## Records provided

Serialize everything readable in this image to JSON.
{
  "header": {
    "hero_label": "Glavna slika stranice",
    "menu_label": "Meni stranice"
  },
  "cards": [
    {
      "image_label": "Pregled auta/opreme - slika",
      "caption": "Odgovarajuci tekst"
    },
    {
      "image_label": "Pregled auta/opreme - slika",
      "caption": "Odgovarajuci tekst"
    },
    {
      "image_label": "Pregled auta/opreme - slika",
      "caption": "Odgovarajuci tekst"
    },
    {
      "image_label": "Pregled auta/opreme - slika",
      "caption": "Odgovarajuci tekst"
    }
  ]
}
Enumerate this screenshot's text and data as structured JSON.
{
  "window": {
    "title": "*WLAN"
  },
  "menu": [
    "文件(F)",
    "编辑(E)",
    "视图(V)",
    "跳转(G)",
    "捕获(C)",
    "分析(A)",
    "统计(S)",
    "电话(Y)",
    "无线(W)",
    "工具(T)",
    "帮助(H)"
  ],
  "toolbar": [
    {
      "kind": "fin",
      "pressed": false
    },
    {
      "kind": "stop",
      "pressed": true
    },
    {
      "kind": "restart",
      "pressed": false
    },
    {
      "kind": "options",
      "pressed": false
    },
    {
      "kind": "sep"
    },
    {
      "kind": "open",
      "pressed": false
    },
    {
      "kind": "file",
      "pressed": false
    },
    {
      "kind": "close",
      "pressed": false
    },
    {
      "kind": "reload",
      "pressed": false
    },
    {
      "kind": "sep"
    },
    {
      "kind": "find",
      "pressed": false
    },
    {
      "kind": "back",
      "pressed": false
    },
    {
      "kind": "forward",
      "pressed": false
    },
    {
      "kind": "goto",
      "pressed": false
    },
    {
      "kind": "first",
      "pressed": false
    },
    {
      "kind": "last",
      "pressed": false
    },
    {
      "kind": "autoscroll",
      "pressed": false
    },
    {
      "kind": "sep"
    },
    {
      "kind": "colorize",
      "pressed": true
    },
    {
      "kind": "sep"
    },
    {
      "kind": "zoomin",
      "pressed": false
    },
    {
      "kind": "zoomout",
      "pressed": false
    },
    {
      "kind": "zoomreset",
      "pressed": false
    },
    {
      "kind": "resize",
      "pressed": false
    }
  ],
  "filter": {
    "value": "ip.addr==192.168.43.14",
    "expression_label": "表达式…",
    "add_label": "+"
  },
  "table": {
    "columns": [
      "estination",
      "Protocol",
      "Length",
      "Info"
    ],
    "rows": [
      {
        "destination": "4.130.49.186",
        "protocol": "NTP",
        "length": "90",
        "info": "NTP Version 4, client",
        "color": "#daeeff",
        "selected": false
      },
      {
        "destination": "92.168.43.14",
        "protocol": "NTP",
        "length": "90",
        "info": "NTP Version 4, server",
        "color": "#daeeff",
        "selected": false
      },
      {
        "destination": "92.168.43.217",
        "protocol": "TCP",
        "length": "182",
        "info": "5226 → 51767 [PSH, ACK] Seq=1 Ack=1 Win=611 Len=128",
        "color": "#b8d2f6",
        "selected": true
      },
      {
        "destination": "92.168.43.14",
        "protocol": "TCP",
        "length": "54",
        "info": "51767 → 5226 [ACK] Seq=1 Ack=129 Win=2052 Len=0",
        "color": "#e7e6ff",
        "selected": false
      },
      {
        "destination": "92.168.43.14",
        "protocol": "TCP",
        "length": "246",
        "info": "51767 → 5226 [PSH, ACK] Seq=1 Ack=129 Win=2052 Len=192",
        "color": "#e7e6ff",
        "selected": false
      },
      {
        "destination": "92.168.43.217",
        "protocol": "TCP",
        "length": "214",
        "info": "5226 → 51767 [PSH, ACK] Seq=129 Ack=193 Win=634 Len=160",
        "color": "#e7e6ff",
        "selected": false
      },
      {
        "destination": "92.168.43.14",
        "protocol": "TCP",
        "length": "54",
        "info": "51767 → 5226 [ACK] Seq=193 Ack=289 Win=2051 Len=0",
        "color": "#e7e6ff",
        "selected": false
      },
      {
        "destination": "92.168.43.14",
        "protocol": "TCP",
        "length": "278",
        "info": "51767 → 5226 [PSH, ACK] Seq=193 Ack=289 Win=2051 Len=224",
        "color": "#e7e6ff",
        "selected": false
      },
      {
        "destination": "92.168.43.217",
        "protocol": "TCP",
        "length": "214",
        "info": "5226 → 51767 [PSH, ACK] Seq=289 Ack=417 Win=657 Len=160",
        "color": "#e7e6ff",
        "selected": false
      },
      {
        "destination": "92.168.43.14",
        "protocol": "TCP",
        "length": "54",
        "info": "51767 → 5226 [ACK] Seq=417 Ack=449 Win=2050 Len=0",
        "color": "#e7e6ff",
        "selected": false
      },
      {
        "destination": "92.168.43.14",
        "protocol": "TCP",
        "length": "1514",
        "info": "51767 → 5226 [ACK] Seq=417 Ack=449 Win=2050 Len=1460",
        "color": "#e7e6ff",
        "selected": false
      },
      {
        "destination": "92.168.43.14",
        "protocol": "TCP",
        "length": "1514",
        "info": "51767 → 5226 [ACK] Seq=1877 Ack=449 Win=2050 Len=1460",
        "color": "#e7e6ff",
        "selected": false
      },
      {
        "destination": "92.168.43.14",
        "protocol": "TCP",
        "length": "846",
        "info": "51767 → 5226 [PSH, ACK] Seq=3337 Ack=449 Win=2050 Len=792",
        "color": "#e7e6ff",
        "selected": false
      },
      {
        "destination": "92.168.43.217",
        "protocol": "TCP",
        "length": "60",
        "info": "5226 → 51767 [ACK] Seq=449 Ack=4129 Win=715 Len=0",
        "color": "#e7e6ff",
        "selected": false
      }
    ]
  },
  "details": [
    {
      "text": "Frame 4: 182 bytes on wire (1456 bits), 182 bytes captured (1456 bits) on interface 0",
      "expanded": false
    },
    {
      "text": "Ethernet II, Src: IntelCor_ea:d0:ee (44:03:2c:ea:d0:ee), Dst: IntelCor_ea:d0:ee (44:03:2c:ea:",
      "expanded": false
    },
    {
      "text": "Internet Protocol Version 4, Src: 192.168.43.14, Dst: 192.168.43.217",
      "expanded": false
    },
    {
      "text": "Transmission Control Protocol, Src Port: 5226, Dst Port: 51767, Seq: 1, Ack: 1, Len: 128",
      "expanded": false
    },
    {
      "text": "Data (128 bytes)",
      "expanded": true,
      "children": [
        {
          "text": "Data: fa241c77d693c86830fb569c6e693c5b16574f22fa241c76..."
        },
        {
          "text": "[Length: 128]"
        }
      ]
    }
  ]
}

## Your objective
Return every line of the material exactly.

## Exercise response
Serialize everything readable in this image to JSON.
{
  "header": {
    "hero_label": "Glavna slika stranice",
    "menu_label": "Meni stranice"
  },
  "cards": [
    {
      "image_label": "Pregled auta/opreme - slika",
      "caption": "Odgovarajuci tekst"
    },
    {
      "image_label": "Pregled auta/opreme - slika",
      "caption": "Odgovarajuci tekst"
    },
    {
      "image_label": "Pregled auta/opreme - slika",
      "caption": "Odgovarajuci tekst"
    },
    {
      "image_label": "Pregled auta/opreme - slika",
      "caption": "Odgovarajuci tekst"
    }
  ]
}
Enumerate this screenshot's text and data as structured JSON.
{
  "window": {
    "title": "*WLAN"
  },
  "menu": [
    "文件(F)",
    "编辑(E)",
    "视图(V)",
    "跳转(G)",
    "捕获(C)",
    "分析(A)",
    "统计(S)",
    "电话(Y)",
    "无线(W)",
    "工具(T)",
    "帮助(H)"
  ],
  "toolbar": [
    {
      "kind": "fin",
      "pressed": false
    },
    {
      "kind": "stop",
      "pressed": true
    },
    {
      "kind": "restart",
      "pressed": false
    },
    {
      "kind": "options",
      "pressed": false
    },
    {
      "kind": "sep"
    },
    {
      "kind": "open",
      "pressed": false
    },
    {
      "kind": "file",
      "pressed": false
    },
    {
      "kind": "close",
      "pressed": false
    },
    {
      "kind": "reload",
      "pressed": false
    },
    {
      "kind": "sep"
    },
    {
      "kind": "find",
      "pressed": false
    },
    {
      "kind": "back",
      "pressed": false
    },
    {
      "kind": "forward",
      "pressed": false
    },
    {
      "kind": "goto",
      "pressed": false
    },
    {
      "kind": "first",
      "pressed": false
    },
    {
      "kind": "last",
      "pressed": false
    },
    {
      "kind": "autoscroll",
      "pressed": false
    },
    {
      "kind": "sep"
    },
    {
      "kind": "colorize",
      "pressed": true
    },
    {
      "kind": "sep"
    },
    {
      "kind": "zoomin",
      "pressed": false
    },
    {
      "kind": "zoomout",
      "pressed": false
    },
    {
      "kind": "zoomreset",
      "pressed": false
    },
    {
      "kind": "resize",
      "pressed": false
    }
  ],
  "filter": {
    "value": "ip.addr==192.168.43.14",
    "expression_label": "表达式…",
    "add_label": "+"
  },
  "table": {
    "columns": [
      "estination",
      "Protocol",
      "Length",
      "Info"
    ],
    "rows": [
      {
        "destination": "4.130.49.186",
        "protocol": "NTP",
        "length": "90",
        "info": "NTP Version 4, client",
        "color": "#daeeff",
        "selected": false
      },
      {
        "destination": "92.168.43.14",
        "protocol": "NTP",
        "length": "90",
        "info": "NTP Version 4, server",
        "color": "#daeeff",
        "selected": false
      },
      {
        "destination": "92.168.43.217",
        "protocol": "TCP",
        "length": "182",
        "info": "5226 → 51767 [PSH, ACK] Seq=1 Ack=1 Win=611 Len=128",
        "color": "#b8d2f6",
        "selected": true
      },
      {
        "destination": "92.168.43.14",
        "protocol": "TCP",
        "length": "54",
        "info": "51767 → 5226 [ACK] Seq=1 Ack=129 Win=2052 Len=0",
        "color": "#e7e6ff",
        "selected": false
      },
      {
        "destination": "92.168.43.14",
        "protocol": "TCP",
        "length": "246",
        "info": "51767 → 5226 [PSH, ACK] Seq=1 Ack=129 Win=2052 Len=192",
        "color": "#e7e6ff",
        "selected": false
      },
      {
        "destination": "92.168.43.217",
        "protocol": "TCP",
        "length": "214",
        "info": "5226 → 51767 [PSH, ACK] Seq=129 Ack=193 Win=634 Len=160",
        "color": "#e7e6ff",
        "selected": false
      },
      {
        "destination": "92.168.43.14",
        "protocol": "TCP",
        "length": "54",
        "info": "51767 → 5226 [ACK] Seq=193 Ack=289 Win=2051 Len=0",
        "color": "#e7e6ff",
        "selected": false
      },
      {
        "destination": "92.168.43.14",
        "protocol": "TCP",
        "length": "278",
        "info": "51767 → 5226 [PSH, ACK] Seq=193 Ack=289 Win=2051 Len=224",
        "color": "#e7e6ff",
        "selected": false
      },
      {
        "destination": "92.168.43.217",
        "protocol": "TCP",
        "length": "214",
        "info": "5226 → 51767 [PSH, ACK] Seq=289 Ack=417 Win=657 Len=160",
        "color": "#e7e6ff",
        "selected": false
      },
      {
        "destination": "92.168.43.14",
        "protocol": "TCP",
        "length": "54",
        "info": "51767 → 5226 [ACK] Seq=417 Ack=449 Win=2050 Len=0",
        "color": "#e7e6ff",
        "selected": false
      },
      {
        "destination": "92.168.43.14",
        "protocol": "TCP",
        "length": "1514",
        "info": "51767 → 5226 [ACK] Seq=417 Ack=449 Win=2050 Len=1460",
        "color": "#e7e6ff",
        "selected": false
      },
      {
        "destination": "92.168.43.14",
        "protocol": "TCP",
        "length": "1514",
        "info": "51767 → 5226 [ACK] Seq=1877 Ack=449 Win=2050 Len=1460",
        "color": "#e7e6ff",
        "selected": false
      },
      {
        "destination": "92.168.43.14",
        "protocol": "TCP",
        "length": "846",
        "info": "51767 → 5226 [PSH, ACK] Seq=3337 Ack=449 Win=2050 Len=792",
        "color": "#e7e6ff",
        "selected": false
      },
      {
        "destination": "92.168.43.217",
        "protocol": "TCP",
        "length": "60",
        "info": "5226 → 51767 [ACK] Seq=449 Ack=4129 Win=715 Len=0",
        "color": "#e7e6ff",
        "selected": false
      }
    ]
  },
  "details": [
    {
      "text": "Frame 4: 182 bytes on wire (1456 bits), 182 bytes captured (1456 bits) on interface 0",
      "expanded": false
    },
    {
      "text": "Ethernet II, Src: IntelCor_ea:d0:ee (44:03:2c:ea:d0:ee), Dst: IntelCor_ea:d0:ee (44:03:2c:ea:",
      "expanded": false
    },
    {
      "text": "Internet Protocol Version 4, Src: 192.168.43.14, Dst: 192.168.43.217",
      "expanded": false
    },
    {
      "text": "Transmission Control Protocol, Src Port: 5226, Dst Port: 51767, Seq: 1, Ack: 1, Len: 128",
      "expanded": false
    },
    {
      "text": "Data (128 bytes)",
      "expanded": true,
      "children": [
        {
          "text": "Data: fa241c77d693c86830fb569c6e693c5b16574f22fa241c76..."
        },
        {
          "text": "[Length: 128]"
        }
      ]
    }
  ]
}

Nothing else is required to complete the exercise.